Work order
Keep every word the same. Repeat the records without their images.

[Data about app and page elements]

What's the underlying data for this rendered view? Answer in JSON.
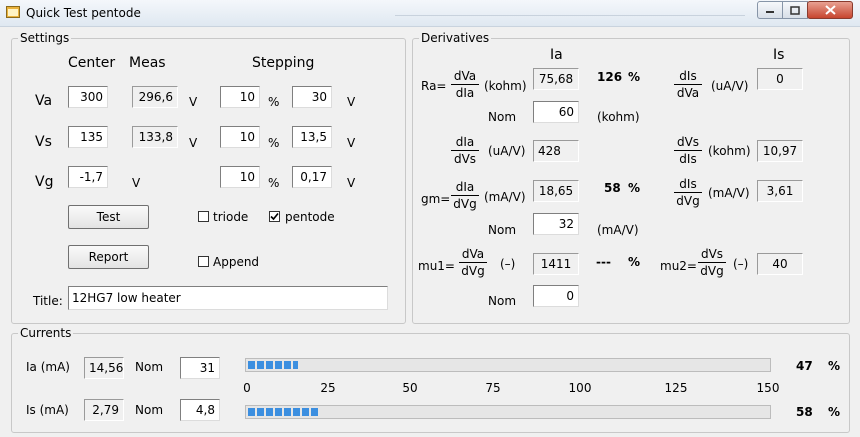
{
  "window": {
    "title": "Quick Test pentode"
  },
  "settings": {
    "label": "Settings",
    "col_center": "Center",
    "col_meas": "Meas",
    "col_stepping": "Stepping",
    "rows": [
      {
        "label": "Va",
        "center": "300",
        "meas": "296,6",
        "unit1": "V",
        "step_pct": "10",
        "pct": "%",
        "step_val": "30",
        "unit2": "V"
      },
      {
        "label": "Vs",
        "center": "135",
        "meas": "133,8",
        "unit1": "V",
        "step_pct": "10",
        "pct": "%",
        "step_val": "13,5",
        "unit2": "V"
      },
      {
        "label": "Vg",
        "center": "-1,7",
        "unit1": "V",
        "step_pct": "10",
        "pct": "%",
        "step_val": "0,17",
        "unit2": "V"
      }
    ],
    "test_button": "Test",
    "report_button": "Report",
    "triode_label": "triode",
    "triode_checked": false,
    "pentode_label": "pentode",
    "pentode_checked": true,
    "append_label": "Append",
    "append_checked": false,
    "title_label": "Title:",
    "title_value": "12HG7 low heater"
  },
  "derivatives": {
    "label": "Derivatives",
    "col_ia": "Ia",
    "col_is": "Is",
    "ra": {
      "prefix": "Ra=",
      "num": "dVa",
      "den": "dIa",
      "unit": "(kohm)",
      "value": "75,68",
      "pct_value": "126",
      "pct": "%",
      "nom_label": "Nom",
      "nom_value": "60",
      "nom_unit": "(kohm)"
    },
    "dis_dva": {
      "num": "dIs",
      "den": "dVa",
      "unit": "(uA/V)",
      "value": "0"
    },
    "dia_dvs": {
      "num": "dIa",
      "den": "dVs",
      "unit": "(uA/V)",
      "value": "428"
    },
    "dvs_dis": {
      "num": "dVs",
      "den": "dIs",
      "unit": "(kohm)",
      "value": "10,97"
    },
    "gm": {
      "prefix": "gm=",
      "num": "dIa",
      "den": "dVg",
      "unit": "(mA/V)",
      "value": "18,65",
      "pct_value": "58",
      "pct": "%",
      "nom_label": "Nom",
      "nom_value": "32",
      "nom_unit": "(mA/V)"
    },
    "dis_dvg": {
      "num": "dIs",
      "den": "dVg",
      "unit": "(mA/V)",
      "value": "3,61"
    },
    "mu1": {
      "prefix": "mu1=",
      "num": "dVa",
      "den": "dVg",
      "unit": "(–)",
      "value": "1411",
      "pct_value": "---",
      "pct": "%",
      "nom_label": "Nom",
      "nom_value": "0"
    },
    "mu2": {
      "prefix": "mu2=",
      "num": "dVs",
      "den": "dVg",
      "unit": "(–)",
      "value": "40"
    }
  },
  "currents": {
    "label": "Currents",
    "ia": {
      "label": "Ia (mA)",
      "value": "14,56",
      "nom_label": "Nom",
      "nom_value": "31",
      "pct_value": "47",
      "pct": "%",
      "level_fraction": 0.097
    },
    "is": {
      "label": "Is (mA)",
      "value": "2,79",
      "nom_label": "Nom",
      "nom_value": "4,8",
      "pct_value": "58",
      "pct": "%",
      "level_fraction": 0.139
    },
    "scale": [
      "0",
      "25",
      "50",
      "75",
      "100",
      "125",
      "150"
    ]
  },
  "colors": {
    "progress_fill": "#3c8fe0"
  }
}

Exercise result
What's the underlying data for this rendered view? Answer in JSON.
{
  "window": {
    "title": "Quick Test pentode"
  },
  "settings": {
    "label": "Settings",
    "col_center": "Center",
    "col_meas": "Meas",
    "col_stepping": "Stepping",
    "rows": [
      {
        "label": "Va",
        "center": "300",
        "meas": "296,6",
        "unit1": "V",
        "step_pct": "10",
        "pct": "%",
        "step_val": "30",
        "unit2": "V"
      },
      {
        "label": "Vs",
        "center": "135",
        "meas": "133,8",
        "unit1": "V",
        "step_pct": "10",
        "pct": "%",
        "step_val": "13,5",
        "unit2": "V"
      },
      {
        "label": "Vg",
        "center": "-1,7",
        "unit1": "V",
        "step_pct": "10",
        "pct": "%",
        "step_val": "0,17",
        "unit2": "V"
      }
    ],
    "test_button": "Test",
    "report_button": "Report",
    "triode_label": "triode",
    "triode_checked": false,
    "pentode_label": "pentode",
    "pentode_checked": true,
    "append_label": "Append",
    "append_checked": false,
    "title_label": "Title:",
    "title_value": "12HG7 low heater"
  },
  "derivatives": {
    "label": "Derivatives",
    "col_ia": "Ia",
    "col_is": "Is",
    "ra": {
      "prefix": "Ra=",
      "num": "dVa",
      "den": "dIa",
      "unit": "(kohm)",
      "value": "75,68",
      "pct_value": "126",
      "pct": "%",
      "nom_label": "Nom",
      "nom_value": "60",
      "nom_unit": "(kohm)"
    },
    "dis_dva": {
      "num": "dIs",
      "den": "dVa",
      "unit": "(uA/V)",
      "value": "0"
    },
    "dia_dvs": {
      "num": "dIa",
      "den": "dVs",
      "unit": "(uA/V)",
      "value": "428"
    },
    "dvs_dis": {
      "num": "dVs",
      "den": "dIs",
      "unit": "(kohm)",
      "value": "10,97"
    },
    "gm": {
      "prefix": "gm=",
      "num": "dIa",
      "den": "dVg",
      "unit": "(mA/V)",
      "value": "18,65",
      "pct_value": "58",
      "pct": "%",
      "nom_label": "Nom",
      "nom_value": "32",
      "nom_unit": "(mA/V)"
    },
    "dis_dvg": {
      "num": "dIs",
      "den": "dVg",
      "unit": "(mA/V)",
      "value": "3,61"
    },
    "mu1": {
      "prefix": "mu1=",
      "num": "dVa",
      "den": "dVg",
      "unit": "(–)",
      "value": "1411",
      "pct_value": "---",
      "pct": "%",
      "nom_label": "Nom",
      "nom_value": "0"
    },
    "mu2": {
      "prefix": "mu2=",
      "num": "dVs",
      "den": "dVg",
      "unit": "(–)",
      "value": "40"
    }
  },
  "currents": {
    "label": "Currents",
    "ia": {
      "label": "Ia (mA)",
      "value": "14,56",
      "nom_label": "Nom",
      "nom_value": "31",
      "pct_value": "47",
      "pct": "%",
      "level_fraction": 0.097
    },
    "is": {
      "label": "Is (mA)",
      "value": "2,79",
      "nom_label": "Nom",
      "nom_value": "4,8",
      "pct_value": "58",
      "pct": "%",
      "level_fraction": 0.139
    },
    "scale": [
      "0",
      "25",
      "50",
      "75",
      "100",
      "125",
      "150"
    ]
  },
  "colors": {
    "progress_fill": "#3c8fe0"
  }
}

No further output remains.